(GIVEN INFORMATION)
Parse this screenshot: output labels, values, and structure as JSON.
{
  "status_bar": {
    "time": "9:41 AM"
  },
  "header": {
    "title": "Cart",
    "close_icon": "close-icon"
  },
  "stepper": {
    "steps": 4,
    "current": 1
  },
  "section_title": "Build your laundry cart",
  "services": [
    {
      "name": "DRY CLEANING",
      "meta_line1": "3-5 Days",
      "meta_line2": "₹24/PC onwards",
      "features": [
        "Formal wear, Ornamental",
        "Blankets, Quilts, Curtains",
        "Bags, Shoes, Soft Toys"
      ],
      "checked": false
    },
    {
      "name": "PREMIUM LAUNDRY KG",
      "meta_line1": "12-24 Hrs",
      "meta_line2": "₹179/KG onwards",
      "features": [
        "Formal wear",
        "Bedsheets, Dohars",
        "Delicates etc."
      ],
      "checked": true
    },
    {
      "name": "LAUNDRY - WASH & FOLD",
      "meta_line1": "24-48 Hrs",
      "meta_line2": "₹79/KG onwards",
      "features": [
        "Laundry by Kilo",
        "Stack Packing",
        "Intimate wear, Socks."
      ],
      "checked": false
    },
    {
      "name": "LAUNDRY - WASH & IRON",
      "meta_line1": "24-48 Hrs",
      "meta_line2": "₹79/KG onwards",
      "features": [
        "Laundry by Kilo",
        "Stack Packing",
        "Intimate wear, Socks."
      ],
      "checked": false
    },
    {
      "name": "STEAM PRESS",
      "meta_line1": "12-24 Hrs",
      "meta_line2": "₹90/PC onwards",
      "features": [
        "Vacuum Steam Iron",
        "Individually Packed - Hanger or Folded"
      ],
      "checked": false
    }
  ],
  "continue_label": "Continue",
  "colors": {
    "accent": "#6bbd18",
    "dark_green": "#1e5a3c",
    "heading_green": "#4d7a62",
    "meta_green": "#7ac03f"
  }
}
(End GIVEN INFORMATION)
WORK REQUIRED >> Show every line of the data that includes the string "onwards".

ANSWER >>
      "meta_line2": "₹24/PC onwards",
      "meta_line2": "₹179/KG onwards",
      "meta_line2": "₹79/KG onwards",
      "meta_line2": "₹79/KG onwards",
      "meta_line2": "₹90/PC onwards",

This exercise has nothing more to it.